* * * * * * *

Early in last week’s argument, Justice Sonia Sotomayor noted the traditional distinction between crimes that are “malum in se”—crimes punishing what she called “fundamentally evil” conduct—and crimes that are “malum prohibitum”—crimes punishing conduct that wouldn’t be subject to strong moral condemnation if the legislature hadn’t forbidden it. It’s a good bet that the people who wrote and ratified the Constitution didn’t mean any of their grants of power—not even their “core” grants—to exempt presidents permanently from punishment for “malum in se” crimes. The focus throughout last week’s argument on “core” presidential powers rather than “core” presidential crimes was unfortunate.

After Justice Sotomayor’s preface, she asked: “If the president decides that his rival is a corrupt person and he orders… someone to assassinate him, is that within his official acts for which he can get immunity?” Trump’s lawyer, Sauer, answered: “[T]hat could well be an official act.” Lawyer Marc Elias commented: “I am in shock that a lawyer stood in the U.S Supreme Court and said that a president could assassinate his political opponent and it would be immune as ‘an official act.’ I am in despair that several Justices seemed to think this answer made perfect sense.” The exchange between Justice Sotomayor and Sauer marked one of many moments in the investigation and prosecution of Donald Trump that have prompted despair about the Court, our woefully ineffective legal system, and the future of democracy in America.   

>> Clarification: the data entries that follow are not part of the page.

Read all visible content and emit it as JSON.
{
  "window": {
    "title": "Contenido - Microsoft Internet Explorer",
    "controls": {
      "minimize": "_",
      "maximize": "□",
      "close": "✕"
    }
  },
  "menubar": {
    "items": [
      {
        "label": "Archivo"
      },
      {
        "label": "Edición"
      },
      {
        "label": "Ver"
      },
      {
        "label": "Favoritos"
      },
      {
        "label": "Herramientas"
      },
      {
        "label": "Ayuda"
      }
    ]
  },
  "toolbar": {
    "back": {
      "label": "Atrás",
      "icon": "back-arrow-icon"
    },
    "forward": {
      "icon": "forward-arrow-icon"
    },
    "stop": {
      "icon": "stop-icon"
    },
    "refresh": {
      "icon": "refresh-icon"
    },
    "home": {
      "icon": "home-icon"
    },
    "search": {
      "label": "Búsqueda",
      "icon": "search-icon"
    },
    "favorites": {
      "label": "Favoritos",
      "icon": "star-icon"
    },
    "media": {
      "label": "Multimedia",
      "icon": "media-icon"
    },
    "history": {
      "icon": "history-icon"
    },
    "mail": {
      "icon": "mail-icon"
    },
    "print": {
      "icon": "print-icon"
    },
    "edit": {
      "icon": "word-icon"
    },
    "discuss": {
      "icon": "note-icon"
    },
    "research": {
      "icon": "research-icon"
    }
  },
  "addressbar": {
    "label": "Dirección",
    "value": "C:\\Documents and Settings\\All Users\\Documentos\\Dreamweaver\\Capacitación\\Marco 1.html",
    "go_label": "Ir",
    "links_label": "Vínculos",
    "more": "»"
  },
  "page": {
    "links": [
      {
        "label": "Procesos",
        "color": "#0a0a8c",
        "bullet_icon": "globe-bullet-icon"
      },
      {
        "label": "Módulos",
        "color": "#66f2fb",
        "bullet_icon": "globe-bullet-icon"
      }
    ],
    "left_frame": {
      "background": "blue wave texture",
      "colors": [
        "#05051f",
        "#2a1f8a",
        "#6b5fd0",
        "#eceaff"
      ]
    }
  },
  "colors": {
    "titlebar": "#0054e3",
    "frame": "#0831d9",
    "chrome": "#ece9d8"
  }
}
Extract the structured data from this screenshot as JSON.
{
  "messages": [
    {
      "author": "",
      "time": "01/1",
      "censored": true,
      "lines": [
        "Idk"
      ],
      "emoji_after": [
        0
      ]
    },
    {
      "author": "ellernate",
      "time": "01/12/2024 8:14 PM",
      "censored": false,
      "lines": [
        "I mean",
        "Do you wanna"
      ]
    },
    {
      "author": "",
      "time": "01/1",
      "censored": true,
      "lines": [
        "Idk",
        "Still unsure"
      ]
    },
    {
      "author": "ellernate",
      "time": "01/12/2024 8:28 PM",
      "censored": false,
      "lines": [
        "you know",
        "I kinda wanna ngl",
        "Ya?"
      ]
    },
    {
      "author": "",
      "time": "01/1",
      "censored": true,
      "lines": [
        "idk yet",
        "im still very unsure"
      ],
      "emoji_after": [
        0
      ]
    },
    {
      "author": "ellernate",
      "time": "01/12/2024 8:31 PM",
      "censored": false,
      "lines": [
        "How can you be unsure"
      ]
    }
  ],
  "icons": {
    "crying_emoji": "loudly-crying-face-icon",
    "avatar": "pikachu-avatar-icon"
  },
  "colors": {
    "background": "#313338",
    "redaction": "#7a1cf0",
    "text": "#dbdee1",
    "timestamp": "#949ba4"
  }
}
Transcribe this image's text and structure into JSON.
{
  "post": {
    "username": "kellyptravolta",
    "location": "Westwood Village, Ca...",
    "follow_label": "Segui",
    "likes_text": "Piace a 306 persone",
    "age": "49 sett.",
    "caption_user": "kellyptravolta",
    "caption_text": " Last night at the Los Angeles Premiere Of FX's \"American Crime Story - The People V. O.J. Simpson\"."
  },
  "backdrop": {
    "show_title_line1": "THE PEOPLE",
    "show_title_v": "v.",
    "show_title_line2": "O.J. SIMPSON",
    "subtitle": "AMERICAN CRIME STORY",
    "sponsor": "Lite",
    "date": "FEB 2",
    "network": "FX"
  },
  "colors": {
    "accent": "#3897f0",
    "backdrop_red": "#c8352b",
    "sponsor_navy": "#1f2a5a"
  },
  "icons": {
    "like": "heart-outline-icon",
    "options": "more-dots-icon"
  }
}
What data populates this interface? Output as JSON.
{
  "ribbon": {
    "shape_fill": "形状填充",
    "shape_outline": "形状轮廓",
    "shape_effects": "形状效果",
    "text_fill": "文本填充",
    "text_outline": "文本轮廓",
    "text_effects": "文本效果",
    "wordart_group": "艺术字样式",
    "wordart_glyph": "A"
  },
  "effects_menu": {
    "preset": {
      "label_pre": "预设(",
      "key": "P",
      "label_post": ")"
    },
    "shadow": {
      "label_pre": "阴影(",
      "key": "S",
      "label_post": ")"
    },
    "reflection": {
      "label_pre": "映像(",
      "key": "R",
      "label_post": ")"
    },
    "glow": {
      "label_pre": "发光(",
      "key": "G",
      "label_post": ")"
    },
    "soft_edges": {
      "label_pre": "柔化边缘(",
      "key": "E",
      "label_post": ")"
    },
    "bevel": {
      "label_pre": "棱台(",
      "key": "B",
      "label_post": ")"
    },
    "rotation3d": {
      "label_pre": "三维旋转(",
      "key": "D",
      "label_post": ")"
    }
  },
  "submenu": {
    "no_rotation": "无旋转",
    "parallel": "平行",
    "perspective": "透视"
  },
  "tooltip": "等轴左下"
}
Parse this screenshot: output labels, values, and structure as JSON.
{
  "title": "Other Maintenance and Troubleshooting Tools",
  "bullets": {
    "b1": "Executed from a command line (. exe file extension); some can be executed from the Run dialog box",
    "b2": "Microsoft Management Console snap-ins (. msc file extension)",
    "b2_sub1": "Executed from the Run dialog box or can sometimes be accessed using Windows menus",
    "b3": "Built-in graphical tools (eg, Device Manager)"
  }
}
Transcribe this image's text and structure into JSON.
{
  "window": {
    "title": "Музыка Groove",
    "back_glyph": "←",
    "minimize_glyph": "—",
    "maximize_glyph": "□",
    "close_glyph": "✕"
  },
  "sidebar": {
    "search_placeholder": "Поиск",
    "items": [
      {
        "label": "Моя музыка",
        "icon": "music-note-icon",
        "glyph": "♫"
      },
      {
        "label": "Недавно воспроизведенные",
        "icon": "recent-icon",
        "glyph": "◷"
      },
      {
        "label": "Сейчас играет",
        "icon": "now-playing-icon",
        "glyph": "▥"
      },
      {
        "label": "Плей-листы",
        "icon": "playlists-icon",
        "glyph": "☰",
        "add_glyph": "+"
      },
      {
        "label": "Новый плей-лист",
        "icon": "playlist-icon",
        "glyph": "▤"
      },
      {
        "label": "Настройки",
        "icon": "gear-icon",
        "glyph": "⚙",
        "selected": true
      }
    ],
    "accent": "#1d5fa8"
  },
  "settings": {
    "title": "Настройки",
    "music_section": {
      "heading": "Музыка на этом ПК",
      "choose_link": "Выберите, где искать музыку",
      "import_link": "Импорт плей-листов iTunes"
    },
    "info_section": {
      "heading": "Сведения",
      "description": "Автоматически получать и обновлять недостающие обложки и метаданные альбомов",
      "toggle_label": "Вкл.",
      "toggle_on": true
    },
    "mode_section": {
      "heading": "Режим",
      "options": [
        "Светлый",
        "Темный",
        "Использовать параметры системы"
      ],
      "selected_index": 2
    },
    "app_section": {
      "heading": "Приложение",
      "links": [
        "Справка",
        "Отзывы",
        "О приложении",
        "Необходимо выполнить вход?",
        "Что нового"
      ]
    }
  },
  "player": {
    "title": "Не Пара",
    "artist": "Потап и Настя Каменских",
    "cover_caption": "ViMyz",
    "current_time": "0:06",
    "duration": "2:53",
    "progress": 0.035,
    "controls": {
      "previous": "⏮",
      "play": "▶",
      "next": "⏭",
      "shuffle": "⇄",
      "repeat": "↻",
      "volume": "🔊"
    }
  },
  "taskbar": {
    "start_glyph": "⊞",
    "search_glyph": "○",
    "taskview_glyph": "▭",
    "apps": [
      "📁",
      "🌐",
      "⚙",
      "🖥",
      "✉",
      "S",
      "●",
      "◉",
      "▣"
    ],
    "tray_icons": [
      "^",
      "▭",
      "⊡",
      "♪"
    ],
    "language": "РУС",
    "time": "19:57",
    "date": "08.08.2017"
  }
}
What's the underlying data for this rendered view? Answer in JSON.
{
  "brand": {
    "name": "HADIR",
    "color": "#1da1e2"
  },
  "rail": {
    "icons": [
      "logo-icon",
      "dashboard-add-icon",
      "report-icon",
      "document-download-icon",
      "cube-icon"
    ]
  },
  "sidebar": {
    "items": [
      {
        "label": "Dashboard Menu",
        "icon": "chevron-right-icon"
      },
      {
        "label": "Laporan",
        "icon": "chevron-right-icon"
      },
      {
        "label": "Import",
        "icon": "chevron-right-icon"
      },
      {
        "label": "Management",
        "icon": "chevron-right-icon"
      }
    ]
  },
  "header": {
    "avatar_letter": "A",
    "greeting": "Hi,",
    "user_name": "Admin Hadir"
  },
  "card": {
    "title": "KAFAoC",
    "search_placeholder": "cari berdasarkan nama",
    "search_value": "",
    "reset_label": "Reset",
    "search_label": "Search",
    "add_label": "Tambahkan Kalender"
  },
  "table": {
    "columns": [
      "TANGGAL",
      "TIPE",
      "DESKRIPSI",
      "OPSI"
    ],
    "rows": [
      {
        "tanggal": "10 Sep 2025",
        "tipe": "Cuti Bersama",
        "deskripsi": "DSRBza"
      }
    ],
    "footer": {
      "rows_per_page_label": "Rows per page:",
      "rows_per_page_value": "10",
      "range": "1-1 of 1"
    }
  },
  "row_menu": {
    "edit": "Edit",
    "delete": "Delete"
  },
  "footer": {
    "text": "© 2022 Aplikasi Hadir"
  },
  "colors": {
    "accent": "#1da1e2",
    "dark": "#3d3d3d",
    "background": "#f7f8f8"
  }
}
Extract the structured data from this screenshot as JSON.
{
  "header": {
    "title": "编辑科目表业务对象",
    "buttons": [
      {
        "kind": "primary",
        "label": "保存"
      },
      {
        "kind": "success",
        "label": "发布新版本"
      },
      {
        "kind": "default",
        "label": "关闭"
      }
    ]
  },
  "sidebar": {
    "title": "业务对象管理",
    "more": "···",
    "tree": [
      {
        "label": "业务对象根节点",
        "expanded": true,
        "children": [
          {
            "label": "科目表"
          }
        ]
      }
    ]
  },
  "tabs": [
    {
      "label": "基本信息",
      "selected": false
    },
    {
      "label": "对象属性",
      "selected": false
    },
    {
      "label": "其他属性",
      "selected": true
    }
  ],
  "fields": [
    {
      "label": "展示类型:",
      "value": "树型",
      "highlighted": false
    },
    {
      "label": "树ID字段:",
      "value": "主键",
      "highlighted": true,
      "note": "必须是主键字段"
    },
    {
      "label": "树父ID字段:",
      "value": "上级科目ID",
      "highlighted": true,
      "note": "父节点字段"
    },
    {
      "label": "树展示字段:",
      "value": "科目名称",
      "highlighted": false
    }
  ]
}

[1] I’ve maintained that, although a president shouldn’t be subject to prosecution for obstructing justice in the case of a pardon recipient even when the president’s motive was “corrupt,” a president should be subject to prosecution for using the pardon power to obstruct justice in other cases—for example, by granting clemency in exchange for the recipient’s non-cooperation with prosecutors investigating the president.